Donating a kidney is an act of great kindness that can have a lasting impact on someone's life. Potential donors should carefully weigh the potential risks and benefits of donating a kidney before making a decision. People who are considering becoming a kidney donor should know that they can live a normal life with just one kidney, and that the single normal kidney will increase in size to compensate for the loss of the donated kidney. Donors reported that their quality of life was “excellent”, and studies have shown that living donors live as long as people who never donated.
The National Kidney Foundation (NKF) is the largest, most comprehensive and oldest organization dedicated to the awareness, prevention and treatment of kidney disease. Potential donors should meet with a psychologist and an independent living donor advocate to ensure that they are mentally and emotionally prepared to donate one of their kidneys. People who are considering becoming a kidney donor should also be aware of the financial implications of donating a kidney. Medicare or the kidney beneficiary's private insurance will cover the medical costs of testing and surgery for both the donor and the recipient of the kidney.
Kidney donors tend to be healthier than the average person, are able to tolerate surgery well and return to a healthy lifestyle. Potential donors are screened for high blood pressure and diabetes, two of the leading causes of kidney disease. As long as the donor is thoroughly evaluated and the donation is authorized, you can lead a normal life after surgery. If you have two healthy kidneys, you may be able to donate one of your kidneys to improve or save someone else's life.
Being a living kidney donor can be very rewarding. It can help a loved one recover their health, give a friend a chance to stop dialysis, or even save the life of a stranger. If you're a person with kidney disease and you're trying to decide if a transplant is right for you, you may be wondering how it could affect your life. Knowing that you're helping someone makes you feel good.
Many donors say they feel better about themselves after donating, and most say that if they could do it again, they would still choose to donate their kidney.As a kidney donor, the risk of having kidney failure later in life is no higher than that of a person in the general population of similar age, sex, or race. Living donation doesn't change life expectancy and doesn't seem to increase the risk of kidney failure. If you are healthy and your antibodies and blood group match well with those of the person receiving the kidney, you may be approved to donate the kidney. If you're healthy, donating a kidney won't increase your chances of getting sick or having serious health problems.Sometimes, donating a kidney can affect a donor's ability to obtain or pay disability or life insurance.
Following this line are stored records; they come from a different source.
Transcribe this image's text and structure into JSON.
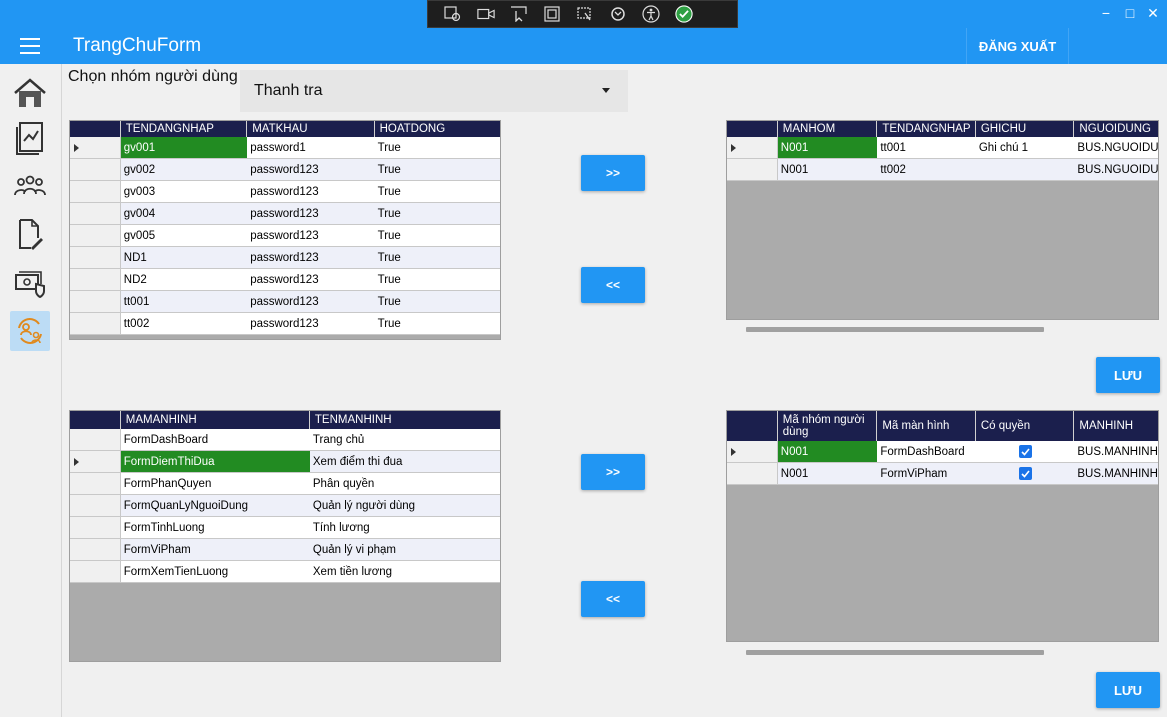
{
  "window": {
    "title": "TrangChuForm",
    "logout_label": "ĐĂNG XUẤT",
    "minimize": "−",
    "maximize": "□",
    "close": "✕"
  },
  "colors": {
    "accent": "#2196f3",
    "grid_header": "#1b1f4d",
    "selected_cell": "#228b22",
    "grid_empty": "#ababab"
  },
  "sidebar": {
    "items": [
      {
        "icon": "home-icon"
      },
      {
        "icon": "chart-report-icon"
      },
      {
        "icon": "users-group-icon"
      },
      {
        "icon": "document-edit-icon"
      },
      {
        "icon": "money-shield-icon"
      },
      {
        "icon": "user-switch-icon"
      }
    ]
  },
  "group_selector": {
    "label": "Chọn nhóm người dùng",
    "value": "Thanh tra"
  },
  "users_grid": {
    "columns": [
      "TENDANGNHAP",
      "MATKHAU",
      "HOATDONG"
    ],
    "rows": [
      [
        "gv001",
        "password1",
        "True"
      ],
      [
        "gv002",
        "password123",
        "True"
      ],
      [
        "gv003",
        "password123",
        "True"
      ],
      [
        "gv004",
        "password123",
        "True"
      ],
      [
        "gv005",
        "password123",
        "True"
      ],
      [
        "ND1",
        "password123",
        "True"
      ],
      [
        "ND2",
        "password123",
        "True"
      ],
      [
        "tt001",
        "password123",
        "True"
      ],
      [
        "tt002",
        "password123",
        "True"
      ]
    ]
  },
  "group_users_grid": {
    "columns": [
      "MANHOM",
      "TENDANGNHAP",
      "GHICHU",
      "NGUOIDUNG"
    ],
    "rows": [
      [
        "N001",
        "tt001",
        "Ghi chú 1",
        "BUS.NGUOIDUI"
      ],
      [
        "N001",
        "tt002",
        "",
        "BUS.NGUOIDUI"
      ]
    ]
  },
  "screens_grid": {
    "columns": [
      "MAMANHINH",
      "TENMANHINH"
    ],
    "rows": [
      [
        "FormDashBoard",
        "Trang chủ"
      ],
      [
        "FormDiemThiDua",
        "Xem điểm thi đua"
      ],
      [
        "FormPhanQuyen",
        "Phân quyền"
      ],
      [
        "FormQuanLyNguoiDung",
        "Quản lý người dùng"
      ],
      [
        "FormTinhLuong",
        "Tính lương"
      ],
      [
        "FormViPham",
        "Quản lý vi phạm"
      ],
      [
        "FormXemTienLuong",
        "Xem tiền lương"
      ]
    ]
  },
  "permissions_grid": {
    "columns": [
      "Mã nhóm người dùng",
      "Mã màn hình",
      "Có quyền",
      "MANHINH"
    ],
    "rows": [
      {
        "group": "N001",
        "screen": "FormDashBoard",
        "granted": true,
        "obj": "BUS.MANHINH"
      },
      {
        "group": "N001",
        "screen": "FormViPham",
        "granted": true,
        "obj": "BUS.MANHINH"
      }
    ]
  },
  "buttons": {
    "add": ">>",
    "remove": "<<",
    "save": "LƯU"
  }
}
There have been some cases where living donors needed a kidney later on, not necessarily because of the donation itself. The biggest expense for kidney recipients after a transplant is the medications they must take while the kidney lasts to prevent the body from rejecting it.If you want to donate your kidney to a friend or family member, talk to the doctor at the transplant center. You'll start testing to see if you're compatible. Donating can be selfless and rewarding, but potential donors should carefully consider all aspects before making their decision.